Should pension funds, corporate or public, invest in equities? No, they contend. As Jeremy Gold said then: “Defined-benefit [pension plans] destroy value by investing in equities.” The main reason is that, over the long term, equities are risky and offer no certainty of return.
The pension industry acknowledged part of that message in recent years, when plans reduced their expectations of annual returns from equities. Where they used to run their pension models on the idea that equities would produce real returns of 6.5% above the consumer price index — implying nominal gains of more than 10% — more realistic returns of 8% and less are now common.
But even those new lower expectations will have to be lowered again in the wake of the latest collapse in equities. The application of market economics to the pension industry may take a little more time, but it eventually will force all participants to face up to the fact that the current non-market-based accounting and actuarial methods are a risky fantasy.
On the investment side, pension plans cover over their funding shortfalls first by assuming future returns on equities that, while possible, are not guaranteed. The assumption makes funds look healthier than they are, and drives their investments deeper into the stock market.
Mr. Gold, in a 2006 paper, said this business of “anticipating equity risk premia before the risks are weathered,” has a perverse impact. “The effect of swapping debt for equities within tax-sheltered pension plans generally destroys shareholder value.” When the equities fail to produce anticipated returns, pension funds face major shortfalls.

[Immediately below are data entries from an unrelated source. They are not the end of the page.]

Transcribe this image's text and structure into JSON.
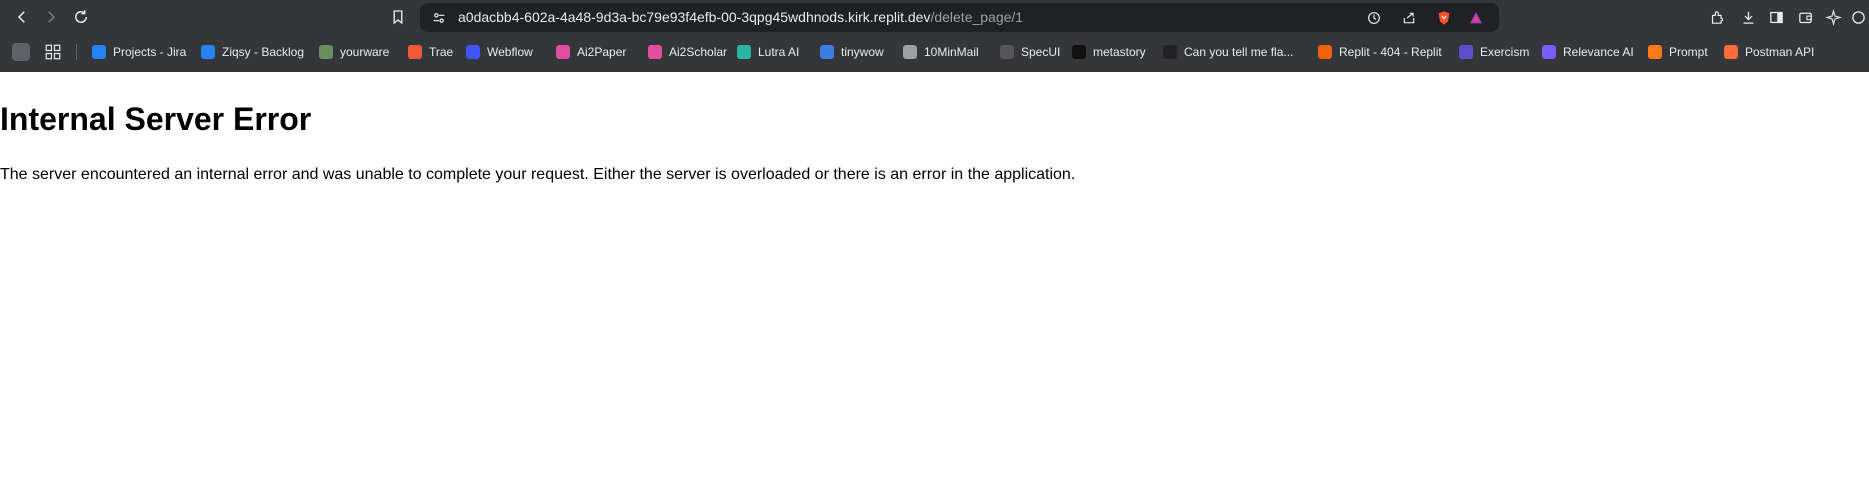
{
  "browser": {
    "url_host": "a0dacbb4-602a-4a48-9d3a-bc79e93f4efb-00-3qpg45wdhnods.kirk.replit.dev",
    "url_path": "/delete_page/1",
    "bookmarks": [
      {
        "label": "Projects - Jira",
        "icon": "jira-icon",
        "color": "#2684ff"
      },
      {
        "label": "Ziqsy - Backlog",
        "icon": "jira-icon",
        "color": "#2684ff"
      },
      {
        "label": "yourware",
        "icon": "yourware-icon",
        "color": "#6b8e5a"
      },
      {
        "label": "Trae",
        "icon": "trae-icon",
        "color": "#f05a3a"
      },
      {
        "label": "Webflow",
        "icon": "webflow-icon",
        "color": "#4353ff"
      },
      {
        "label": "Ai2Paper",
        "icon": "ai2-icon",
        "color": "#e04fa0"
      },
      {
        "label": "Ai2Scholar",
        "icon": "ai2-icon",
        "color": "#e04fa0"
      },
      {
        "label": "Lutra AI",
        "icon": "lutra-icon",
        "color": "#2bb5a0"
      },
      {
        "label": "tinywow",
        "icon": "tinywow-icon",
        "color": "#3b7de0"
      },
      {
        "label": "10MinMail",
        "icon": "globe-icon",
        "color": "#9aa0a6"
      },
      {
        "label": "SpecUI",
        "icon": "specui-icon",
        "color": "#555555"
      },
      {
        "label": "metastory",
        "icon": "metastory-icon",
        "color": "#111111"
      },
      {
        "label": "Can you tell me fla...",
        "icon": "chat-icon",
        "color": "#222222"
      },
      {
        "label": "Replit - 404 - Replit",
        "icon": "replit-icon",
        "color": "#f26207"
      },
      {
        "label": "Exercism",
        "icon": "exercism-icon",
        "color": "#604fcd"
      },
      {
        "label": "Relevance AI",
        "icon": "relevance-icon",
        "color": "#7b5cff"
      },
      {
        "label": "Prompt",
        "icon": "flame-icon",
        "color": "#ff7a1a"
      },
      {
        "label": "Postman API",
        "icon": "postman-icon",
        "color": "#ff6c37"
      }
    ]
  },
  "page": {
    "heading": "Internal Server Error",
    "message": "The server encountered an internal error and was unable to complete your request. Either the server is overloaded or there is an error in the application."
  }
}
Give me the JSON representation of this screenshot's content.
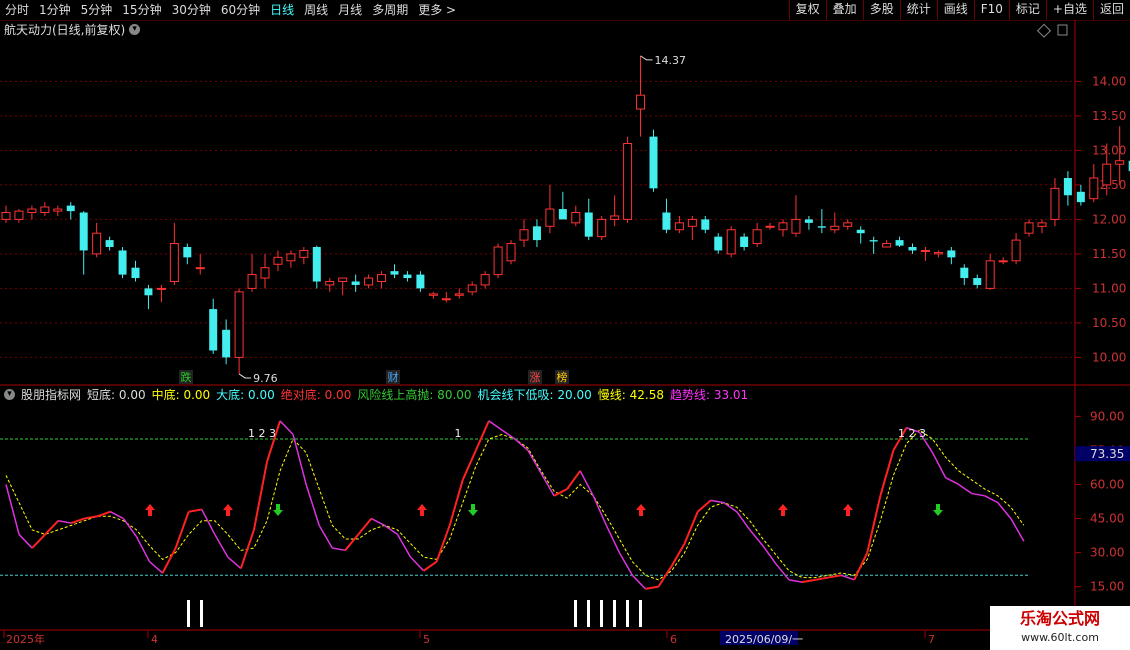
{
  "toolbar": {
    "periods": [
      "分时",
      "1分钟",
      "5分钟",
      "15分钟",
      "30分钟",
      "60分钟",
      "日线",
      "周线",
      "月线",
      "多周期",
      "更多 >"
    ],
    "active_period": "日线",
    "buttons": [
      "复权",
      "叠加",
      "多股",
      "统计",
      "画线",
      "F10",
      "标记",
      "+自选",
      "返回"
    ]
  },
  "stock": {
    "title": "航天动力(日线,前复权)",
    "high_label": "14.37",
    "low_label": "9.76",
    "markers": [
      {
        "text": "跌",
        "color": "#2c2"
      },
      {
        "text": "财",
        "color": "#4af"
      },
      {
        "text": "涨",
        "color": "#f44"
      },
      {
        "text": "榜",
        "color": "#fc0"
      }
    ]
  },
  "price_axis": [
    "14.00",
    "13.50",
    "13.00",
    "12.50",
    "12.00",
    "11.50",
    "11.00",
    "10.50",
    "10.00"
  ],
  "indicator": {
    "name": "股朋指标网",
    "fields": [
      {
        "label": "短底: 0.00",
        "color": "#ddd"
      },
      {
        "label": "中底: 0.00",
        "color": "#ff0"
      },
      {
        "label": "大底: 0.00",
        "color": "#4ff"
      },
      {
        "label": "绝对底: 0.00",
        "color": "#f33"
      },
      {
        "label": "风险线上高抛: 80.00",
        "color": "#3c3"
      },
      {
        "label": "机会线下低吸: 20.00",
        "color": "#4ff"
      },
      {
        "label": "慢线: 42.58",
        "color": "#ff0"
      },
      {
        "label": "趋势线: 33.01",
        "color": "#f3f"
      }
    ],
    "axis": [
      "90.00",
      "75.00",
      "60.00",
      "45.00",
      "30.00",
      "15.00"
    ],
    "current_value": "73.35",
    "seq_labels": [
      "1 2 3",
      "1",
      "1 2 3"
    ]
  },
  "date_axis": {
    "labels": [
      "2025年",
      "4",
      "5",
      "6",
      "2025/06/09/一",
      "7"
    ]
  },
  "watermark": {
    "title": "乐淘公式网",
    "url": "www.60lt.com"
  },
  "chart_data": {
    "type": "candlestick",
    "ylim": [
      9.6,
      14.6
    ],
    "candles": [
      [
        12.0,
        12.2,
        11.95,
        12.1
      ],
      [
        12.0,
        12.15,
        11.95,
        12.12
      ],
      [
        12.1,
        12.2,
        12.0,
        12.15
      ],
      [
        12.1,
        12.25,
        12.05,
        12.18
      ],
      [
        12.12,
        12.2,
        12.05,
        12.15
      ],
      [
        12.2,
        12.25,
        12.0,
        12.12
      ],
      [
        12.1,
        12.12,
        11.2,
        11.55
      ],
      [
        11.5,
        11.95,
        11.45,
        11.8
      ],
      [
        11.7,
        11.75,
        11.55,
        11.6
      ],
      [
        11.55,
        11.6,
        11.15,
        11.2
      ],
      [
        11.3,
        11.4,
        11.1,
        11.15
      ],
      [
        11.0,
        11.05,
        10.7,
        10.9
      ],
      [
        11.0,
        11.05,
        10.8,
        11.0
      ],
      [
        11.1,
        11.95,
        11.05,
        11.65
      ],
      [
        11.6,
        11.65,
        11.35,
        11.45
      ],
      [
        11.3,
        11.5,
        11.2,
        11.3
      ],
      [
        10.7,
        10.85,
        10.05,
        10.1
      ],
      [
        10.4,
        10.55,
        9.9,
        10.0
      ],
      [
        10.0,
        11.0,
        9.76,
        10.95
      ],
      [
        11.0,
        11.5,
        10.95,
        11.2
      ],
      [
        11.15,
        11.5,
        11.0,
        11.3
      ],
      [
        11.35,
        11.55,
        11.25,
        11.45
      ],
      [
        11.4,
        11.55,
        11.3,
        11.5
      ],
      [
        11.45,
        11.6,
        11.35,
        11.55
      ],
      [
        11.6,
        11.62,
        11.0,
        11.1
      ],
      [
        11.05,
        11.15,
        10.95,
        11.1
      ],
      [
        11.1,
        11.15,
        10.9,
        11.15
      ],
      [
        11.1,
        11.2,
        10.95,
        11.05
      ],
      [
        11.05,
        11.2,
        11.0,
        11.15
      ],
      [
        11.1,
        11.25,
        11.0,
        11.2
      ],
      [
        11.25,
        11.35,
        11.15,
        11.2
      ],
      [
        11.2,
        11.25,
        11.1,
        11.15
      ],
      [
        11.2,
        11.25,
        10.95,
        11.0
      ],
      [
        10.9,
        10.95,
        10.85,
        10.92
      ],
      [
        10.85,
        10.95,
        10.8,
        10.85
      ],
      [
        10.9,
        11.0,
        10.85,
        10.92
      ],
      [
        10.95,
        11.1,
        10.9,
        11.05
      ],
      [
        11.05,
        11.25,
        11.0,
        11.2
      ],
      [
        11.2,
        11.65,
        11.15,
        11.6
      ],
      [
        11.4,
        11.7,
        11.35,
        11.65
      ],
      [
        11.7,
        12.0,
        11.6,
        11.85
      ],
      [
        11.9,
        12.0,
        11.6,
        11.7
      ],
      [
        11.9,
        12.5,
        11.8,
        12.15
      ],
      [
        12.15,
        12.4,
        12.0,
        12.0
      ],
      [
        11.95,
        12.2,
        11.9,
        12.1
      ],
      [
        12.1,
        12.3,
        11.7,
        11.75
      ],
      [
        11.75,
        12.05,
        11.7,
        12.0
      ],
      [
        12.0,
        12.35,
        11.9,
        12.05
      ],
      [
        12.0,
        13.2,
        11.95,
        13.1
      ],
      [
        13.6,
        14.37,
        13.2,
        13.8
      ],
      [
        13.2,
        13.3,
        12.4,
        12.45
      ],
      [
        12.1,
        12.3,
        11.8,
        11.85
      ],
      [
        11.85,
        12.05,
        11.8,
        11.95
      ],
      [
        11.9,
        12.05,
        11.7,
        12.0
      ],
      [
        12.0,
        12.05,
        11.8,
        11.85
      ],
      [
        11.75,
        11.8,
        11.5,
        11.55
      ],
      [
        11.5,
        11.9,
        11.45,
        11.85
      ],
      [
        11.75,
        11.8,
        11.55,
        11.6
      ],
      [
        11.65,
        11.95,
        11.6,
        11.85
      ],
      [
        11.9,
        11.95,
        11.85,
        11.9
      ],
      [
        11.85,
        12.0,
        11.75,
        11.95
      ],
      [
        11.8,
        12.35,
        11.75,
        12.0
      ],
      [
        12.0,
        12.05,
        11.85,
        11.95
      ],
      [
        11.9,
        12.15,
        11.8,
        11.88
      ],
      [
        11.85,
        12.1,
        11.8,
        11.9
      ],
      [
        11.9,
        12.0,
        11.85,
        11.95
      ],
      [
        11.85,
        11.9,
        11.65,
        11.8
      ],
      [
        11.7,
        11.75,
        11.5,
        11.68
      ],
      [
        11.6,
        11.7,
        11.6,
        11.65
      ],
      [
        11.7,
        11.75,
        11.6,
        11.62
      ],
      [
        11.6,
        11.65,
        11.5,
        11.55
      ],
      [
        11.55,
        11.6,
        11.4,
        11.55
      ],
      [
        11.5,
        11.55,
        11.45,
        11.52
      ],
      [
        11.55,
        11.6,
        11.35,
        11.45
      ],
      [
        11.3,
        11.35,
        11.05,
        11.15
      ],
      [
        11.15,
        11.2,
        11.0,
        11.05
      ],
      [
        11.0,
        11.5,
        10.98,
        11.4
      ],
      [
        11.4,
        11.45,
        11.35,
        11.4
      ],
      [
        11.4,
        11.8,
        11.35,
        11.7
      ],
      [
        11.8,
        12.0,
        11.75,
        11.95
      ],
      [
        11.9,
        12.0,
        11.8,
        11.95
      ],
      [
        12.0,
        12.6,
        11.9,
        12.45
      ],
      [
        12.6,
        12.7,
        12.2,
        12.35
      ],
      [
        12.4,
        12.5,
        12.2,
        12.25
      ],
      [
        12.3,
        12.8,
        12.25,
        12.6
      ],
      [
        12.5,
        13.1,
        12.35,
        12.8
      ],
      [
        12.8,
        13.35,
        12.5,
        12.85
      ],
      [
        12.85,
        12.95,
        12.55,
        12.7
      ],
      [
        12.65,
        13.0,
        12.55,
        12.85
      ],
      [
        12.8,
        12.9,
        12.6,
        12.6
      ],
      [
        12.45,
        12.55,
        12.3,
        12.55
      ]
    ],
    "indicator_lines": {
      "fast": [
        60,
        38,
        32,
        38,
        44,
        43,
        45,
        46,
        48,
        45,
        37,
        26,
        21,
        32,
        48,
        49,
        38,
        28,
        23,
        40,
        70,
        88,
        82,
        60,
        42,
        32,
        31,
        38,
        45,
        42,
        38,
        28,
        22,
        26,
        42,
        62,
        75,
        88,
        84,
        80,
        75,
        65,
        55,
        58,
        66,
        55,
        42,
        30,
        20,
        14,
        15,
        24,
        34,
        48,
        53,
        52,
        48,
        40,
        33,
        25,
        18,
        17,
        18,
        19,
        20,
        18,
        30,
        55,
        75,
        85,
        83,
        74,
        63,
        60,
        56,
        55,
        52,
        45,
        35
      ],
      "slow": [
        64,
        52,
        40,
        38,
        40,
        42,
        44,
        46,
        46,
        44,
        40,
        33,
        27,
        30,
        38,
        44,
        44,
        38,
        31,
        32,
        44,
        66,
        80,
        74,
        58,
        42,
        36,
        36,
        40,
        42,
        40,
        34,
        28,
        27,
        36,
        52,
        68,
        80,
        82,
        80,
        76,
        66,
        57,
        54,
        60,
        55,
        46,
        36,
        26,
        20,
        18,
        22,
        30,
        42,
        50,
        52,
        50,
        44,
        36,
        29,
        22,
        19,
        19,
        20,
        21,
        20,
        27,
        44,
        64,
        78,
        84,
        80,
        72,
        66,
        62,
        58,
        55,
        50,
        42
      ]
    }
  }
}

Another asset binge may also soon face mark-to-market tests. Pension funds have been sending more and more money off to Brazilian water systems, private corporate plays and real estate; returns on these private ventures are supposed to be higher than public market investments. When reports on this year’s pension fund performances land, how many of the funds will mark these non-market investments down by amounts that are comparable to the meltdown in market investments?
An even bigger uncertainty sits on the liability side of the pension balance sheet. If the true market value of payouts is accounted for, the funding gaps can be just as large and dangerous. In a joint paper earlier this year (The Case for Marking Public Pension Liabilities to Market), Mr. Gold argued government-backed pension funds should begin giving taxpayers and beneficiaries accurate market values of their looming pension liabilities.
No U.S. or Canadian pension plans, with the exception of the New York City Employees Retirement System, mark their liabilities to market. The New York plan found a $10-billion gap between the actuarial accrued liabilities and the market value of the same liabilities.
All defined benefit plans should mark their benefits to market, says Mr. Gold. Resistance to this idea comes in part because such calculations would increase volatility in costs. But such volatility is real: “The cost of providing benefits when market interest rates are 4% is significantly greater than when rates are 12%.”
Mr. Gold, and his co-author (Merrill Lynch research analyst Gordon Latter), called upon “actuaries to compute and upon accountants, plan administrators and elected officials to disclose market values for public pension liabilities.”
The failure of Canadian and U.S. pension plans, corporate and public, to remove the equity risk from their funds and to mark their liabilities to market, suggests the hidden risks in the pension industry are much greater than even the current crisis suggests.
The hidden risks in pension industry are scandalous. If you only knew a tenth of what I know is going on in some of the large public pension funds, it would leave you flabbergasted.
But the music will stop and all pension funds will once again face the ghosts that haunted them this year in 2009. The only thing that I am wondering is how many of them will be left holding the bag.